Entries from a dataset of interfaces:
---*---
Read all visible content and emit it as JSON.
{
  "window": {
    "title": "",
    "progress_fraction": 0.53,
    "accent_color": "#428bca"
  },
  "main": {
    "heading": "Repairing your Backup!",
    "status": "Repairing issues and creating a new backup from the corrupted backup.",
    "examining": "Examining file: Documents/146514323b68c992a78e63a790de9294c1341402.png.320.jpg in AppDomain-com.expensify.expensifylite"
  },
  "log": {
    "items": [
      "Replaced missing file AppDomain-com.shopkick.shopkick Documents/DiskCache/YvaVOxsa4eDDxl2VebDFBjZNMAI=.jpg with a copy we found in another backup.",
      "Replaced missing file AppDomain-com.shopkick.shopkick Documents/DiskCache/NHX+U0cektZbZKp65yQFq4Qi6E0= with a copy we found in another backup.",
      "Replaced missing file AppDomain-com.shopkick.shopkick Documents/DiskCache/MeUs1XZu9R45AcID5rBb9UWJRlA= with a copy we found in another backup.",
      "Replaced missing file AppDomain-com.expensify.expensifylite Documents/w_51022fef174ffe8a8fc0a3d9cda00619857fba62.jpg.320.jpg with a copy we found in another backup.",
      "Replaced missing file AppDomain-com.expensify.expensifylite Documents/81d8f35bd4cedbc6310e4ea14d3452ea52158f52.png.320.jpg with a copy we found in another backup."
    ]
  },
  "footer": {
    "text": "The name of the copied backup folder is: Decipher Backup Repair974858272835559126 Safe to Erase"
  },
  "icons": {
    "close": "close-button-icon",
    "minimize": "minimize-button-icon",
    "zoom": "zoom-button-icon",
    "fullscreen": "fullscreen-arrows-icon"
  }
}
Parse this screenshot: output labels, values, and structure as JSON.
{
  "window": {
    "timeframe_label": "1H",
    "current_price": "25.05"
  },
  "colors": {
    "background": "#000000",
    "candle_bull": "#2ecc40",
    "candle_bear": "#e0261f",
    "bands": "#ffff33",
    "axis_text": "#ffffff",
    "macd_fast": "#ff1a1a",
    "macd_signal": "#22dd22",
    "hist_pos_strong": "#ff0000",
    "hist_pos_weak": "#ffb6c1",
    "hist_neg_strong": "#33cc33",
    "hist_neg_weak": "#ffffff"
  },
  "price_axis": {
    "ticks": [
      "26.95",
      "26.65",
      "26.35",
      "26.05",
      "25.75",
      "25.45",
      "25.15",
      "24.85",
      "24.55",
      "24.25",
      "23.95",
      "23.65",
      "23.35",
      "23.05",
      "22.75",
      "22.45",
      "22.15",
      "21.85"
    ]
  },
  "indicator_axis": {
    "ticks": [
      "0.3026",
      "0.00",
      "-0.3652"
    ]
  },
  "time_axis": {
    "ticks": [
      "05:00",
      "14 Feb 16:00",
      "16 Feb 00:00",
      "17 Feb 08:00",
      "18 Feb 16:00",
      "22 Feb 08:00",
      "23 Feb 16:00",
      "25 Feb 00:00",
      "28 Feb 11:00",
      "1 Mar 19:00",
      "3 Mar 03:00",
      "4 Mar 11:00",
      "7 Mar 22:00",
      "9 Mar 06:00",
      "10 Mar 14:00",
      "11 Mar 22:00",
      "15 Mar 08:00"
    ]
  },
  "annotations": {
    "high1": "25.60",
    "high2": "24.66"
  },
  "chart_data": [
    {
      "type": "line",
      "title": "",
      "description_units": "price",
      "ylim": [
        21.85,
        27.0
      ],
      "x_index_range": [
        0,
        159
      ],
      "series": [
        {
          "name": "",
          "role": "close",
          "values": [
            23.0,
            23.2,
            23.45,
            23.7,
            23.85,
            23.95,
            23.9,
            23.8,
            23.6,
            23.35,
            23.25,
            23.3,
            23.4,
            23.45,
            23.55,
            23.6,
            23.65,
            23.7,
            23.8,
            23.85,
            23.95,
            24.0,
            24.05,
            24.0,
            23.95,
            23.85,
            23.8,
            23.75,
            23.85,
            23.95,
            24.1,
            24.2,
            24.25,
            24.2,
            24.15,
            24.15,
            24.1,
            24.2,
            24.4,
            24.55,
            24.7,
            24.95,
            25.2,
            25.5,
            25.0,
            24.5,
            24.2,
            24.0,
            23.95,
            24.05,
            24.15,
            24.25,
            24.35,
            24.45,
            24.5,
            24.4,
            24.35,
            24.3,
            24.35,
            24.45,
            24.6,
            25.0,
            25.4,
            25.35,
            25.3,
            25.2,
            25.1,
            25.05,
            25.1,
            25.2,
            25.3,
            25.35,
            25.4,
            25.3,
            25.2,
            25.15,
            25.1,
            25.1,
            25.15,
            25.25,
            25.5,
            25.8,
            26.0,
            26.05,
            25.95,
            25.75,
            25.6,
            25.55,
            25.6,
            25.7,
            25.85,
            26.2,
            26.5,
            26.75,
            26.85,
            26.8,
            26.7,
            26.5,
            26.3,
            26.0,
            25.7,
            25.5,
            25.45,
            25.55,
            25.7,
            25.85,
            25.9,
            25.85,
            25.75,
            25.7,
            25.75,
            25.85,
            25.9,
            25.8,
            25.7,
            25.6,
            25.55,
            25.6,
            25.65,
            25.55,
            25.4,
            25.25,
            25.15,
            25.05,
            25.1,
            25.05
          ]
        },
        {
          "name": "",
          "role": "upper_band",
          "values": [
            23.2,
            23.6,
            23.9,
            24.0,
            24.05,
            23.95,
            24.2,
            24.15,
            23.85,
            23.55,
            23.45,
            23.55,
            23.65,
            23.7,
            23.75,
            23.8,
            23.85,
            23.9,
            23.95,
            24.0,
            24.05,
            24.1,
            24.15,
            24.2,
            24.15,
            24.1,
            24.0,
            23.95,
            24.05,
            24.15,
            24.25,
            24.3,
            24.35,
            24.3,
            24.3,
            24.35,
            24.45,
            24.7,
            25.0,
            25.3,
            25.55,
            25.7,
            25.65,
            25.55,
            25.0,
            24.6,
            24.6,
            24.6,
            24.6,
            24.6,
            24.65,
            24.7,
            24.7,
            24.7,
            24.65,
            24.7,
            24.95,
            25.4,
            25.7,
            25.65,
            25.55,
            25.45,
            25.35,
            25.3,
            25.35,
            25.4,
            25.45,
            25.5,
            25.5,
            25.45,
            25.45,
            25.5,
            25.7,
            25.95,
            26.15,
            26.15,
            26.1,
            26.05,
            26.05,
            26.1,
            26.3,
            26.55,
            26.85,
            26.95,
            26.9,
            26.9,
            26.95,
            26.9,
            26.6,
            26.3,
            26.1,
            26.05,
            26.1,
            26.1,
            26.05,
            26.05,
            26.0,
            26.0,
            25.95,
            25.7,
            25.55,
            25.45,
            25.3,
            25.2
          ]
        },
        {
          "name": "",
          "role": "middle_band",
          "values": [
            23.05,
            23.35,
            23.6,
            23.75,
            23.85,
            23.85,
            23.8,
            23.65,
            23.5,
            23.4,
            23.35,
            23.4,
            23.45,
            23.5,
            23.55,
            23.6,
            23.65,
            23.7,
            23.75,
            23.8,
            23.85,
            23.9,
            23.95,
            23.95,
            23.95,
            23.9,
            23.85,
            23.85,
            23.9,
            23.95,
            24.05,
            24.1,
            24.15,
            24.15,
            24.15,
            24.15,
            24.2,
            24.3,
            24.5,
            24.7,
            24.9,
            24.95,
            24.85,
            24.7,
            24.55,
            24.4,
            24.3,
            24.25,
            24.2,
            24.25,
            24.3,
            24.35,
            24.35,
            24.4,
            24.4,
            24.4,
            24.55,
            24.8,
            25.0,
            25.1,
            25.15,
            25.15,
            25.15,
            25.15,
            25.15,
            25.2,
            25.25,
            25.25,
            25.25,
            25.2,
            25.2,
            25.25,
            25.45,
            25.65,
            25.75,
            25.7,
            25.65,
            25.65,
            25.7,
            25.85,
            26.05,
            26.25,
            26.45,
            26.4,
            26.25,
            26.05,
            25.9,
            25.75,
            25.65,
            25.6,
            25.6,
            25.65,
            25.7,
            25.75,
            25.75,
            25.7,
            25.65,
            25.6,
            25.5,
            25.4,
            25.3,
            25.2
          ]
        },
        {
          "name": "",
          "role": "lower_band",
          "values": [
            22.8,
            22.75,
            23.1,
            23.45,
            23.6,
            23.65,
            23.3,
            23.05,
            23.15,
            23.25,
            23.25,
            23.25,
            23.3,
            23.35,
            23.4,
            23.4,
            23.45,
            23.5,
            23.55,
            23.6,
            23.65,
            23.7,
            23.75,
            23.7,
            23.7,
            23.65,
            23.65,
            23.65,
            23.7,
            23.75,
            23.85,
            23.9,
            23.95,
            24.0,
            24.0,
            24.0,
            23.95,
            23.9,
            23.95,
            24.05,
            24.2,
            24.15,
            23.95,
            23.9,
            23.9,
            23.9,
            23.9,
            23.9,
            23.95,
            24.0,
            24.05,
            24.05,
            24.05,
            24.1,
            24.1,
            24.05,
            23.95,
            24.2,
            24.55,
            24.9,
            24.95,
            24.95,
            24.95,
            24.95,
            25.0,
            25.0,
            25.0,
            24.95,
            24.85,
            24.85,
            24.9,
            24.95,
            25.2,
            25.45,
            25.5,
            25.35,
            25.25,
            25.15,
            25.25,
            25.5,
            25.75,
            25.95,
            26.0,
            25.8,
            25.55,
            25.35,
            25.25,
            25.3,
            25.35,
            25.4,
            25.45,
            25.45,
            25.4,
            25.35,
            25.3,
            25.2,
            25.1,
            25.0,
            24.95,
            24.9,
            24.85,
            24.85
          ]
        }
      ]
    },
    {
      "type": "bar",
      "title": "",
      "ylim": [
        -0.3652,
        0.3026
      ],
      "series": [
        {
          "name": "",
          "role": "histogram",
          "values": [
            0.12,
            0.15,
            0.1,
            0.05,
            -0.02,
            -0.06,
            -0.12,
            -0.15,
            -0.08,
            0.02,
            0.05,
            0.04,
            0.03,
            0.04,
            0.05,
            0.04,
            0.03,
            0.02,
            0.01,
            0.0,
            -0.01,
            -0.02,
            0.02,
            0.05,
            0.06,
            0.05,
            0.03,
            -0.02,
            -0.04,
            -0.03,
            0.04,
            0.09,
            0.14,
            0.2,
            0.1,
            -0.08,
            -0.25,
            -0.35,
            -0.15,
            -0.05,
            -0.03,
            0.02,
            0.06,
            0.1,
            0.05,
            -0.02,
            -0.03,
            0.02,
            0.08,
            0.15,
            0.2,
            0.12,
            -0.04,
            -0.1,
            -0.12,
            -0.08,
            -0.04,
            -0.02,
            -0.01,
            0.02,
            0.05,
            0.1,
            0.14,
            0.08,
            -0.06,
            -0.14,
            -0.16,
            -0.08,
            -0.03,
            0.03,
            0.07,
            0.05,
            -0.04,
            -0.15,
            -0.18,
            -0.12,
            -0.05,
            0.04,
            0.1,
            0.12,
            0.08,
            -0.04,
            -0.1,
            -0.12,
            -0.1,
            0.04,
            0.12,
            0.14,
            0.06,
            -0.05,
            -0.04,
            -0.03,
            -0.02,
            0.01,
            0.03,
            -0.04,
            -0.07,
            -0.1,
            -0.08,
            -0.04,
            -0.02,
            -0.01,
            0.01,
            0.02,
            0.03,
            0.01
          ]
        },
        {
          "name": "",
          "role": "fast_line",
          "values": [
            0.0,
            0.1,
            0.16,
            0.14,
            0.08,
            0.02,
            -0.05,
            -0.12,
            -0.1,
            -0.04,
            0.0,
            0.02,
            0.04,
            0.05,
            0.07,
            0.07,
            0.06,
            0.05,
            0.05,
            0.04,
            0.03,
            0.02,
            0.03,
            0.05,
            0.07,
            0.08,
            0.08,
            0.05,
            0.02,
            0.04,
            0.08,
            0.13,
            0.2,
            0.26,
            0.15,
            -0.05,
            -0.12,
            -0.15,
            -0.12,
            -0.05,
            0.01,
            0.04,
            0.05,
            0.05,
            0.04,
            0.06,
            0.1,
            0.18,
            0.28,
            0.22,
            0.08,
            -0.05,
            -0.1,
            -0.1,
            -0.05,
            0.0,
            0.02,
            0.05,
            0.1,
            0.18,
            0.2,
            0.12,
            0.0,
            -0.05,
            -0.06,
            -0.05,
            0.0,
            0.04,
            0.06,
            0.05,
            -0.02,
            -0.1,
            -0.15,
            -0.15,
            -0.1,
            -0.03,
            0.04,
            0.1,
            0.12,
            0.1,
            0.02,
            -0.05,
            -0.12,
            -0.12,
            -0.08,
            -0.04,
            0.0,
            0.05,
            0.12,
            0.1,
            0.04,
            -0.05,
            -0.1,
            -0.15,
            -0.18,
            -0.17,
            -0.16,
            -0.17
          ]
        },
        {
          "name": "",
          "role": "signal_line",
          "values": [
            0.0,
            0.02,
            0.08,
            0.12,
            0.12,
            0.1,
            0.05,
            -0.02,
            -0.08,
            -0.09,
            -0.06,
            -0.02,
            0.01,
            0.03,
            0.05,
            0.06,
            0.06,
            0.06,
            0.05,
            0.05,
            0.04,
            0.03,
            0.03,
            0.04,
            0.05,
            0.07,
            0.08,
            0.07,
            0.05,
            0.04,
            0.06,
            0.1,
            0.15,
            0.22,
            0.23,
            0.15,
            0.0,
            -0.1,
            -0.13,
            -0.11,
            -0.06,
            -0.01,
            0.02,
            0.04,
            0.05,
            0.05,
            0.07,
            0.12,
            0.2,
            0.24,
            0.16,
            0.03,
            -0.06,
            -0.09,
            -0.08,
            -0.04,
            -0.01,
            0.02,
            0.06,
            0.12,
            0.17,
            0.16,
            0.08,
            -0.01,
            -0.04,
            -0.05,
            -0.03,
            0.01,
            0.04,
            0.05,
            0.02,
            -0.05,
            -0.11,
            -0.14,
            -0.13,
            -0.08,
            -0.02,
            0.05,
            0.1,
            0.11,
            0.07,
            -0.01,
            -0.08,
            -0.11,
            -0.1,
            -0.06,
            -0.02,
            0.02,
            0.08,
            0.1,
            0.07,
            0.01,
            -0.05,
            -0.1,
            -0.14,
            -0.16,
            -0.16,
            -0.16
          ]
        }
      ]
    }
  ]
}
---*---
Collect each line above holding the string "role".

■ **Answer below**
          "role": "close",
          "role": "upper_band",
          "role": "middle_band",
          "role": "lower_band",
          "role": "histogram",
          "role": "fast_line",
          "role": "signal_line",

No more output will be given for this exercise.